**Exercise data**
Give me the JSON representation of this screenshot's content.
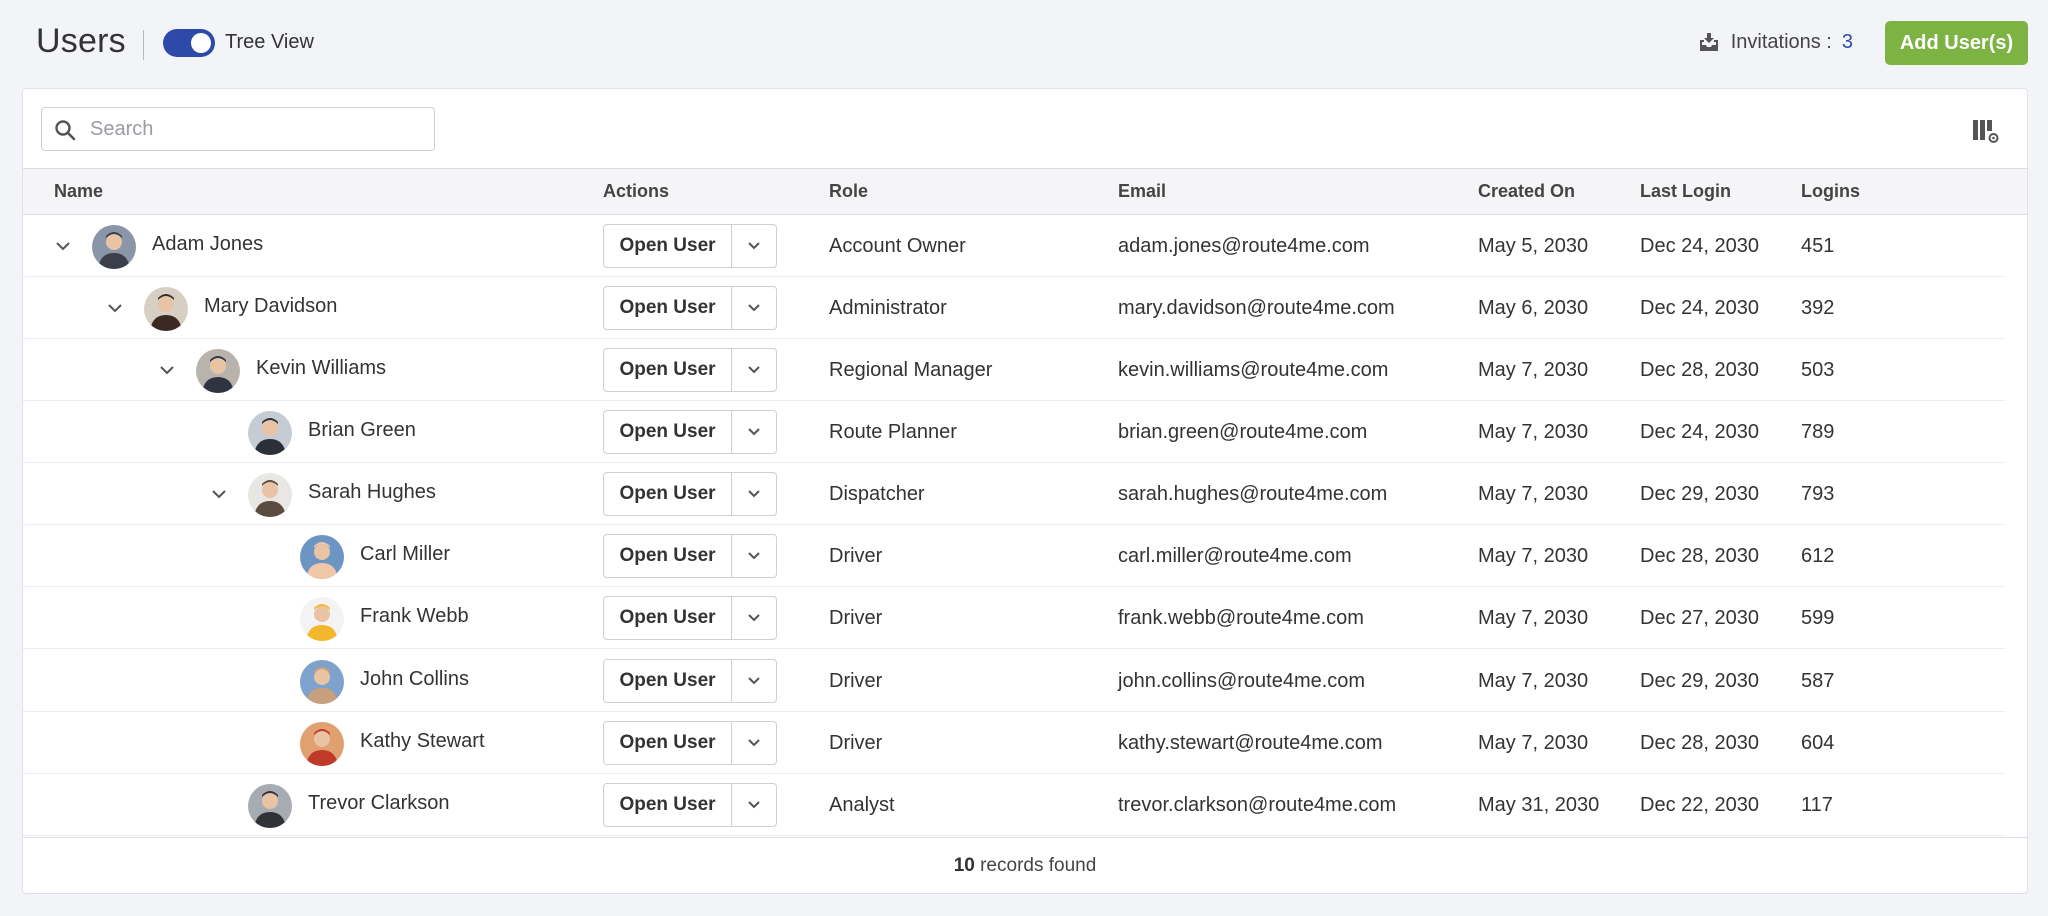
{
  "header": {
    "title": "Users",
    "tree_view_label": "Tree View",
    "tree_view_on": true,
    "invitations_label": "Invitations :",
    "invitations_count": "3",
    "add_button_label": "Add User(s)",
    "accent_color": "#2d4aa8",
    "add_button_color": "#7cb342"
  },
  "search": {
    "placeholder": "Search",
    "value": ""
  },
  "table": {
    "columns": [
      "Name",
      "Actions",
      "Role",
      "Email",
      "Created On",
      "Last Login",
      "Logins"
    ],
    "action_label": "Open User",
    "rows": [
      {
        "name": "Adam Jones",
        "level": 0,
        "expandable": true,
        "role": "Account Owner",
        "email": "adam.jones@route4me.com",
        "created": "May 5, 2030",
        "last_login": "Dec 24, 2030",
        "logins": "451",
        "avatar_bg": "#8a96a8",
        "avatar_fg": "#3a3f4a"
      },
      {
        "name": "Mary Davidson",
        "level": 1,
        "expandable": true,
        "role": "Administrator",
        "email": "mary.davidson@route4me.com",
        "created": "May 6, 2030",
        "last_login": "Dec 24, 2030",
        "logins": "392",
        "avatar_bg": "#d8cfc4",
        "avatar_fg": "#3b2a22"
      },
      {
        "name": "Kevin Williams",
        "level": 2,
        "expandable": true,
        "role": "Regional Manager",
        "email": "kevin.williams@route4me.com",
        "created": "May 7, 2030",
        "last_login": "Dec 28, 2030",
        "logins": "503",
        "avatar_bg": "#b9b3ad",
        "avatar_fg": "#2e3440"
      },
      {
        "name": "Brian Green",
        "level": 3,
        "expandable": false,
        "role": "Route Planner",
        "email": "brian.green@route4me.com",
        "created": "May 7, 2030",
        "last_login": "Dec 24, 2030",
        "logins": "789",
        "avatar_bg": "#c6ccd4",
        "avatar_fg": "#2b2f36"
      },
      {
        "name": "Sarah Hughes",
        "level": 3,
        "expandable": true,
        "role": "Dispatcher",
        "email": "sarah.hughes@route4me.com",
        "created": "May 7, 2030",
        "last_login": "Dec 29, 2030",
        "logins": "793",
        "avatar_bg": "#e9e7e4",
        "avatar_fg": "#5a4a3f"
      },
      {
        "name": "Carl Miller",
        "level": 4,
        "expandable": false,
        "role": "Driver",
        "email": "carl.miller@route4me.com",
        "created": "May 7, 2030",
        "last_login": "Dec 28, 2030",
        "logins": "612",
        "avatar_bg": "#6d95c4",
        "avatar_fg": "#f0c8a8"
      },
      {
        "name": "Frank Webb",
        "level": 4,
        "expandable": false,
        "role": "Driver",
        "email": "frank.webb@route4me.com",
        "created": "May 7, 2030",
        "last_login": "Dec 27, 2030",
        "logins": "599",
        "avatar_bg": "#f3f3f3",
        "avatar_fg": "#f2b72a"
      },
      {
        "name": "John Collins",
        "level": 4,
        "expandable": false,
        "role": "Driver",
        "email": "john.collins@route4me.com",
        "created": "May 7, 2030",
        "last_login": "Dec 29, 2030",
        "logins": "587",
        "avatar_bg": "#7ea2cc",
        "avatar_fg": "#c9a07c"
      },
      {
        "name": "Kathy Stewart",
        "level": 4,
        "expandable": false,
        "role": "Driver",
        "email": "kathy.stewart@route4me.com",
        "created": "May 7, 2030",
        "last_login": "Dec 28, 2030",
        "logins": "604",
        "avatar_bg": "#e0a070",
        "avatar_fg": "#c0392b"
      },
      {
        "name": "Trevor Clarkson",
        "level": 3,
        "expandable": false,
        "role": "Analyst",
        "email": "trevor.clarkson@route4me.com",
        "created": "May 31, 2030",
        "last_login": "Dec 22, 2030",
        "logins": "117",
        "avatar_bg": "#a7abb2",
        "avatar_fg": "#2f3238"
      }
    ]
  },
  "footer": {
    "count": "10",
    "suffix": " records found"
  }
}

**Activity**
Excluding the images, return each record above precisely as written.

**Task output**
Give me the JSON representation of this screenshot's content.
{
  "header": {
    "title": "Users",
    "tree_view_label": "Tree View",
    "tree_view_on": true,
    "invitations_label": "Invitations :",
    "invitations_count": "3",
    "add_button_label": "Add User(s)",
    "accent_color": "#2d4aa8",
    "add_button_color": "#7cb342"
  },
  "search": {
    "placeholder": "Search",
    "value": ""
  },
  "table": {
    "columns": [
      "Name",
      "Actions",
      "Role",
      "Email",
      "Created On",
      "Last Login",
      "Logins"
    ],
    "action_label": "Open User",
    "rows": [
      {
        "name": "Adam Jones",
        "level": 0,
        "expandable": true,
        "role": "Account Owner",
        "email": "adam.jones@route4me.com",
        "created": "May 5, 2030",
        "last_login": "Dec 24, 2030",
        "logins": "451",
        "avatar_bg": "#8a96a8",
        "avatar_fg": "#3a3f4a"
      },
      {
        "name": "Mary Davidson",
        "level": 1,
        "expandable": true,
        "role": "Administrator",
        "email": "mary.davidson@route4me.com",
        "created": "May 6, 2030",
        "last_login": "Dec 24, 2030",
        "logins": "392",
        "avatar_bg": "#d8cfc4",
        "avatar_fg": "#3b2a22"
      },
      {
        "name": "Kevin Williams",
        "level": 2,
        "expandable": true,
        "role": "Regional Manager",
        "email": "kevin.williams@route4me.com",
        "created": "May 7, 2030",
        "last_login": "Dec 28, 2030",
        "logins": "503",
        "avatar_bg": "#b9b3ad",
        "avatar_fg": "#2e3440"
      },
      {
        "name": "Brian Green",
        "level": 3,
        "expandable": false,
        "role": "Route Planner",
        "email": "brian.green@route4me.com",
        "created": "May 7, 2030",
        "last_login": "Dec 24, 2030",
        "logins": "789",
        "avatar_bg": "#c6ccd4",
        "avatar_fg": "#2b2f36"
      },
      {
        "name": "Sarah Hughes",
        "level": 3,
        "expandable": true,
        "role": "Dispatcher",
        "email": "sarah.hughes@route4me.com",
        "created": "May 7, 2030",
        "last_login": "Dec 29, 2030",
        "logins": "793",
        "avatar_bg": "#e9e7e4",
        "avatar_fg": "#5a4a3f"
      },
      {
        "name": "Carl Miller",
        "level": 4,
        "expandable": false,
        "role": "Driver",
        "email": "carl.miller@route4me.com",
        "created": "May 7, 2030",
        "last_login": "Dec 28, 2030",
        "logins": "612",
        "avatar_bg": "#6d95c4",
        "avatar_fg": "#f0c8a8"
      },
      {
        "name": "Frank Webb",
        "level": 4,
        "expandable": false,
        "role": "Driver",
        "email": "frank.webb@route4me.com",
        "created": "May 7, 2030",
        "last_login": "Dec 27, 2030",
        "logins": "599",
        "avatar_bg": "#f3f3f3",
        "avatar_fg": "#f2b72a"
      },
      {
        "name": "John Collins",
        "level": 4,
        "expandable": false,
        "role": "Driver",
        "email": "john.collins@route4me.com",
        "created": "May 7, 2030",
        "last_login": "Dec 29, 2030",
        "logins": "587",
        "avatar_bg": "#7ea2cc",
        "avatar_fg": "#c9a07c"
      },
      {
        "name": "Kathy Stewart",
        "level": 4,
        "expandable": false,
        "role": "Driver",
        "email": "kathy.stewart@route4me.com",
        "created": "May 7, 2030",
        "last_login": "Dec 28, 2030",
        "logins": "604",
        "avatar_bg": "#e0a070",
        "avatar_fg": "#c0392b"
      },
      {
        "name": "Trevor Clarkson",
        "level": 3,
        "expandable": false,
        "role": "Analyst",
        "email": "trevor.clarkson@route4me.com",
        "created": "May 31, 2030",
        "last_login": "Dec 22, 2030",
        "logins": "117",
        "avatar_bg": "#a7abb2",
        "avatar_fg": "#2f3238"
      }
    ]
  },
  "footer": {
    "count": "10",
    "suffix": " records found"
  }
}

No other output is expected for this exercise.